- During WWII, Hedy Lamarr learned that radio-controlled torpedoes were easy to set off course. She developed a frequency-hopping signal later used to develop WiFi, GPS, and Bluetooth technologies.
- In addition to being one of the most decorated women in the U.S., Grace Hopper developed the first computer compiler so programmers could type in plain English.
- Kateryna Yushchenko was the first woman in the USSR to obtain a Ph.D. in Physical and Mathematical Sciences in programming. In 1955 she created the Address Programming Language.
- Mary Allen Wilkes is known for her work with the LINC computer, the ‘world’s first personal computer’. In 1959-1960, she also worked at MIT’s Lincoln Laboratory, programming for IBM 704 and IBM 709.
- “One small step for man.” Little did we know, it was Margaret Hamilton, a computer scientist at NASA, who developed the on-board flight software for the lunar lander.
Women shaping the future
Women in STEM today have more visibility and more access to leading positions than ever before – see our interview with Verónica Peinado, Chief of Operations and responsible for the flight software of MEDA, the weather station aboard the Perseverance rover that arrived on Mars on February 18 2021, or this article from WeForum which celebrates the exceptional women at the forefront of investigations into developing a Covid-19 vaccine – but there is still a lot of work to be done to achieve gender equality. Technology is ubiquitous. It will define the future of humanity. We need more women entering the conversation now to shape a more diverse and inclusive digital future.
“We know from numerous studies that diversity is critical to ensuring that a field realises its potential. We know that diverse institutions, diverse companies and diverse teams are more creative and more innovative, but also more inclusive in the ideas that they generate. It is very difficult to have diversity as an output if you don’t have diversity in the inputs.”
Nuria Oliver, Co-Founder and Vice President of the European Laboratory for Learning and Intelligence Systems.
The role of woman in digitalization, either building it or as users, have been focus of discussion since the beginning. This is a central topic for the research of Digital Future Society. For a more in-depth exploration of the topic, below you can access some of our reports:
- Home care and digital platforms in Spain | Digital Future Society. This report is a first step towards addressing this literature gap on digital platforms and the home care sector in Spain.
- Exploring gender-responsive designs in digital welfare | Digital Future Society. Women as a collective are on the front line to receive the potential harms of the digitisation of welfare systems.
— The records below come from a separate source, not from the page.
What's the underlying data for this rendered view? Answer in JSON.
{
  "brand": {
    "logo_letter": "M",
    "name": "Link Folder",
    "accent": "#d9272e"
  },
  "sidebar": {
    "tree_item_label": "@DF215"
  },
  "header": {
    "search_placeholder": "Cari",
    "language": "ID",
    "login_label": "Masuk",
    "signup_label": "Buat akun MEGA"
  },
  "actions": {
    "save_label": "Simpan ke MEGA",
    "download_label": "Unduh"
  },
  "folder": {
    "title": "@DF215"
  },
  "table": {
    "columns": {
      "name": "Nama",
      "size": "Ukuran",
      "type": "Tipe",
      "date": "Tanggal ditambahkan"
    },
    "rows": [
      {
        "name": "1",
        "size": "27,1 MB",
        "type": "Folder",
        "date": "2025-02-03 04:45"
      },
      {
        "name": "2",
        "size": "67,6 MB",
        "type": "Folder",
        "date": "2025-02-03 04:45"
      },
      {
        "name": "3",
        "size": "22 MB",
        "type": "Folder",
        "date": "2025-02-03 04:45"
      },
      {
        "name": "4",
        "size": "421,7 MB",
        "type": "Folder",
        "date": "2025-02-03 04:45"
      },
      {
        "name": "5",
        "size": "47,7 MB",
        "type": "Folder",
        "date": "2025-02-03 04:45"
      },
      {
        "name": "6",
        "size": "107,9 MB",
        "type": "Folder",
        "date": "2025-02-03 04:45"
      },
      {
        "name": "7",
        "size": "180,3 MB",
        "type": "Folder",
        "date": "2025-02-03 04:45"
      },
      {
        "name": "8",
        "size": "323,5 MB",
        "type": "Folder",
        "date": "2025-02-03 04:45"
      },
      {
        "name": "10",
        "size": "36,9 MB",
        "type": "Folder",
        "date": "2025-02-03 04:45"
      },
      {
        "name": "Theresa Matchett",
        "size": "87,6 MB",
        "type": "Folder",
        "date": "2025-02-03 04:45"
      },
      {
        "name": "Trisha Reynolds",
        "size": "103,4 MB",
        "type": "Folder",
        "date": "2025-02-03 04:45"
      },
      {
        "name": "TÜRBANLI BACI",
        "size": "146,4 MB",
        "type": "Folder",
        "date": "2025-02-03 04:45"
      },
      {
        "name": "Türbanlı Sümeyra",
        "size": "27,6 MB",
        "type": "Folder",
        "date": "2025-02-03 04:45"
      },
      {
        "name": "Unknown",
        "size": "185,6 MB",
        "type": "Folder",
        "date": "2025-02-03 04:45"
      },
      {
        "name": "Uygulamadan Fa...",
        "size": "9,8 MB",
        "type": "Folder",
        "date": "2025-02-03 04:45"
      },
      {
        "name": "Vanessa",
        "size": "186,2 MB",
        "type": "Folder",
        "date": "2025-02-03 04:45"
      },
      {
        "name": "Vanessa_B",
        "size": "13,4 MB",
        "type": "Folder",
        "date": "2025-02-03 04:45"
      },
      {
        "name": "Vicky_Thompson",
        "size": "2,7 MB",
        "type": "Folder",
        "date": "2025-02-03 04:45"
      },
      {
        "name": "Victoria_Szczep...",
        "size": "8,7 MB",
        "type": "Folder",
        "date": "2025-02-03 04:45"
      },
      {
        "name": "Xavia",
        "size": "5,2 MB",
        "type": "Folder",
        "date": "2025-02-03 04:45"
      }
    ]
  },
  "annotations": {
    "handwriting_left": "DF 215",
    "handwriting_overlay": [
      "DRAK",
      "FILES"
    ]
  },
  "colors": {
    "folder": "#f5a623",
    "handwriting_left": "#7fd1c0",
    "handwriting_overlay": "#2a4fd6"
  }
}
- Towards gender equality in digital welfare | Digital Future Society.Guiding principles for developing ADMS that promote gender equality